TASK INSTRUCTIONS: The entries that follow should be written out exactly.

(AVAILABLE DATA begins)

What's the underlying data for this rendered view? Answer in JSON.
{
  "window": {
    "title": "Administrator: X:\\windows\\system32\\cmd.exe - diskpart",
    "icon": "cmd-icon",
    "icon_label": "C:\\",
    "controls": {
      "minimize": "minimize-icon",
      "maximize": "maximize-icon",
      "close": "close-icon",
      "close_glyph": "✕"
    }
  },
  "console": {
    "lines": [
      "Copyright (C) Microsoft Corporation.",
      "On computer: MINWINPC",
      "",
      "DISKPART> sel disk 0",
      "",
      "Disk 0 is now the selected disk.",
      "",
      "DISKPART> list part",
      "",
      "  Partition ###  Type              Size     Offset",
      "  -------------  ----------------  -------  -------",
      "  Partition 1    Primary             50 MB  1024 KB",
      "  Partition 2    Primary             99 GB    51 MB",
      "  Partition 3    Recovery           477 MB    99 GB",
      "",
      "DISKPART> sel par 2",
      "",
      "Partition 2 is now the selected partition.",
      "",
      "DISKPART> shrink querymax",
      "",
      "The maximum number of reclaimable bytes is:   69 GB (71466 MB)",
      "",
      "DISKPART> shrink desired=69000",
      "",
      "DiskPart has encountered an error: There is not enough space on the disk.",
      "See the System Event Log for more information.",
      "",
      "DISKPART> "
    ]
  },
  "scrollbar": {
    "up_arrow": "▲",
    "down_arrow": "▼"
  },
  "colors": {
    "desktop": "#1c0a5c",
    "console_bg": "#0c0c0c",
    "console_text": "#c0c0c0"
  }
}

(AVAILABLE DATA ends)

REPLY:
What's the underlying data for this rendered view? Answer in JSON.
{
  "window": {
    "title": "Administrator: X:\\windows\\system32\\cmd.exe - diskpart",
    "icon": "cmd-icon",
    "icon_label": "C:\\",
    "controls": {
      "minimize": "minimize-icon",
      "maximize": "maximize-icon",
      "close": "close-icon",
      "close_glyph": "✕"
    }
  },
  "console": {
    "lines": [
      "Copyright (C) Microsoft Corporation.",
      "On computer: MINWINPC",
      "",
      "DISKPART> sel disk 0",
      "",
      "Disk 0 is now the selected disk.",
      "",
      "DISKPART> list part",
      "",
      "  Partition ###  Type              Size     Offset",
      "  -------------  ----------------  -------  -------",
      "  Partition 1    Primary             50 MB  1024 KB",
      "  Partition 2    Primary             99 GB    51 MB",
      "  Partition 3    Recovery           477 MB    99 GB",
      "",
      "DISKPART> sel par 2",
      "",
      "Partition 2 is now the selected partition.",
      "",
      "DISKPART> shrink querymax",
      "",
      "The maximum number of reclaimable bytes is:   69 GB (71466 MB)",
      "",
      "DISKPART> shrink desired=69000",
      "",
      "DiskPart has encountered an error: There is not enough space on the disk.",
      "See the System Event Log for more information.",
      "",
      "DISKPART> "
    ]
  },
  "scrollbar": {
    "up_arrow": "▲",
    "down_arrow": "▼"
  },
  "colors": {
    "desktop": "#1c0a5c",
    "console_bg": "#0c0c0c",
    "console_text": "#c0c0c0"
  }
}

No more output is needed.